1. Sigmund Freud, ‘Civilization and its Discontents’ , Civilization, Society and Religion, Pelican Freud, Volume 12 (Harmondsworth: Penguin, 1989), p 279.
2. Raymond Williams, Keywords (London: Fontana, 1988).
3. See for example: Helmet and Alison Gernsheim, The History of Photography (London: Oxford University Press, 1955); Jean-Claude Lemagny and André Rouille, eds., A History of Photography (New York: Cambridge University Press, 1987); Naomi Rosenblum, A World History of Photography (London: Abbeville, 1984); Michel Frizot, ed., A New History of Photography (Cologne: Könemann, 1998) [1994 in French]; The History of Japanese Photography, Kaneko Ryüichi et al. (Houston: Museum of Fine Arts, 2003).
4. The essay has been reprinted several times since 1971; see Linda Nochlin, Women, Art, and Power and Other Essays (London: Thames & Hudson, 1989).
5. Karl Marx, ‘The Eighteenth Brumaire of Louis Bonaparte’, Marx/Engels: Selected Works (London: Lawrence & Wishart, 1980), p 96.
6. Karl Marx, ‘The Eighteenth Brumaire of Louis Bonaparte’, p 96.
7. The book was originally based on a 1937 exhibition and catalogue called Photography, 1839–1937, held at the Museum of Modern Art, New York. See Beaumont Newhall, The History of Photography: From 1939 to the Present Day (New York: Museum of Modern Art, 1964).
8. See Christopher Phillips, ‘The Judgement Seat of Photography’, The Contest of Meaning, R. Bolton, ed. (London: MIT, 1992), p 196.
9. See, for example, the work of Abigail Solomon-Godeau, especially ‘Calotypomania’ and ‘Cannon Fodder’; both in Photography at the Dock (Minneapolis: Minnesota Press, 1995).

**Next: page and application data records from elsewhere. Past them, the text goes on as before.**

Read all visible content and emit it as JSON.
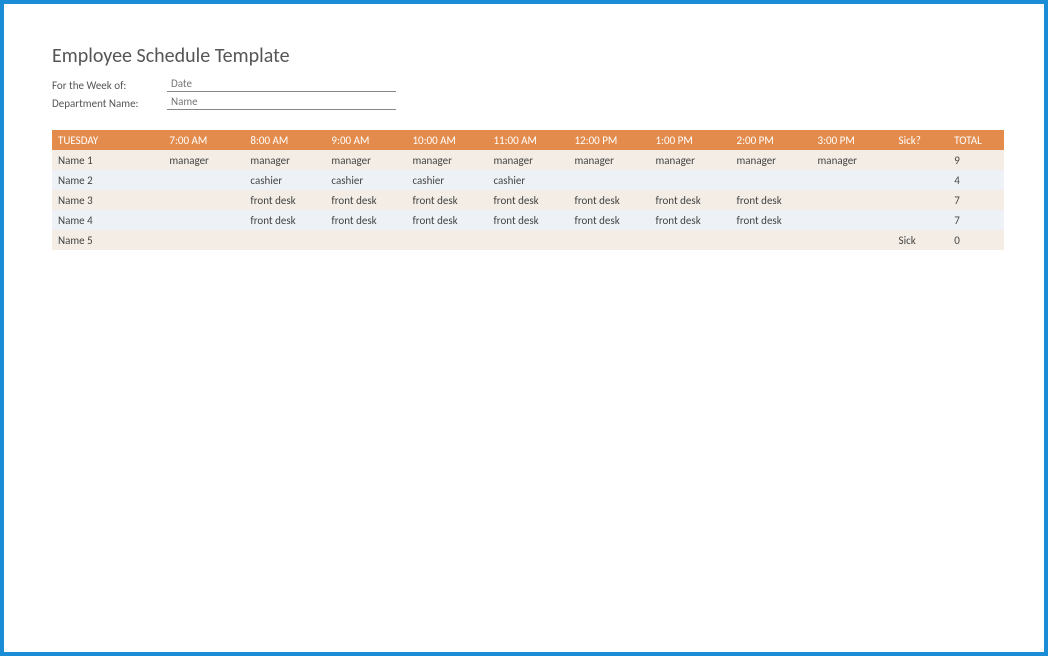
{
  "title": "Employee Schedule Template",
  "meta": {
    "week_label": "For the Week of:",
    "week_value": "Date",
    "dept_label": "Department Name:",
    "dept_value": "Name"
  },
  "headers": {
    "day": "TUESDAY",
    "times": [
      "7:00 AM",
      "8:00 AM",
      "9:00 AM",
      "10:00 AM",
      "11:00 AM",
      "12:00 PM",
      "1:00 PM",
      "2:00 PM",
      "3:00 PM"
    ],
    "sick": "Sick?",
    "total": "TOTAL"
  },
  "rows": [
    {
      "name": "Name 1",
      "cells": [
        "manager",
        "manager",
        "manager",
        "manager",
        "manager",
        "manager",
        "manager",
        "manager",
        "manager"
      ],
      "sick": "",
      "total": "9"
    },
    {
      "name": "Name 2",
      "cells": [
        "",
        "cashier",
        "cashier",
        "cashier",
        "cashier",
        "",
        "",
        "",
        ""
      ],
      "sick": "",
      "total": "4"
    },
    {
      "name": "Name 3",
      "cells": [
        "",
        "front desk",
        "front desk",
        "front desk",
        "front desk",
        "front desk",
        "front desk",
        "front desk",
        ""
      ],
      "sick": "",
      "total": "7"
    },
    {
      "name": "Name 4",
      "cells": [
        "",
        "front desk",
        "front desk",
        "front desk",
        "front desk",
        "front desk",
        "front desk",
        "front desk",
        ""
      ],
      "sick": "",
      "total": "7"
    },
    {
      "name": "Name 5",
      "cells": [
        "",
        "",
        "",
        "",
        "",
        "",
        "",
        "",
        ""
      ],
      "sick": "Sick",
      "total": "0"
    }
  ]
}
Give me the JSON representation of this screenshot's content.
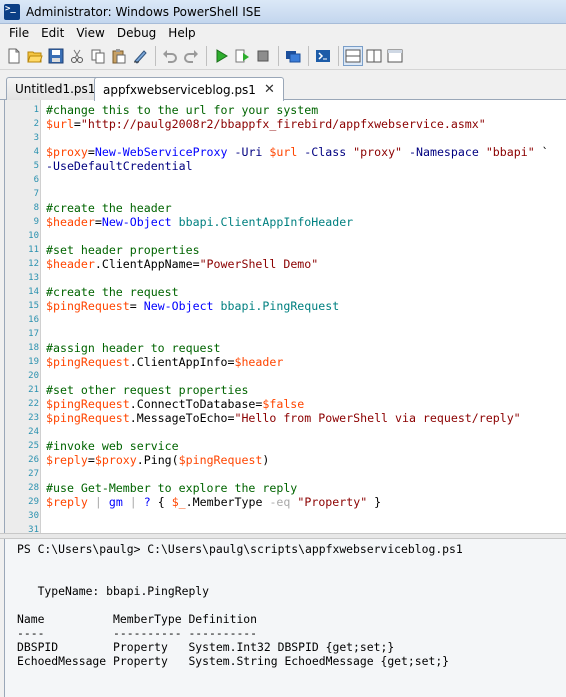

10. John Tagg, The Burden of Representation (Basingstoke: Macmillan, 1988), p 118.
11. See Michel Foucault, The Archaeology of Knowledge (London: Tavistock, 1985).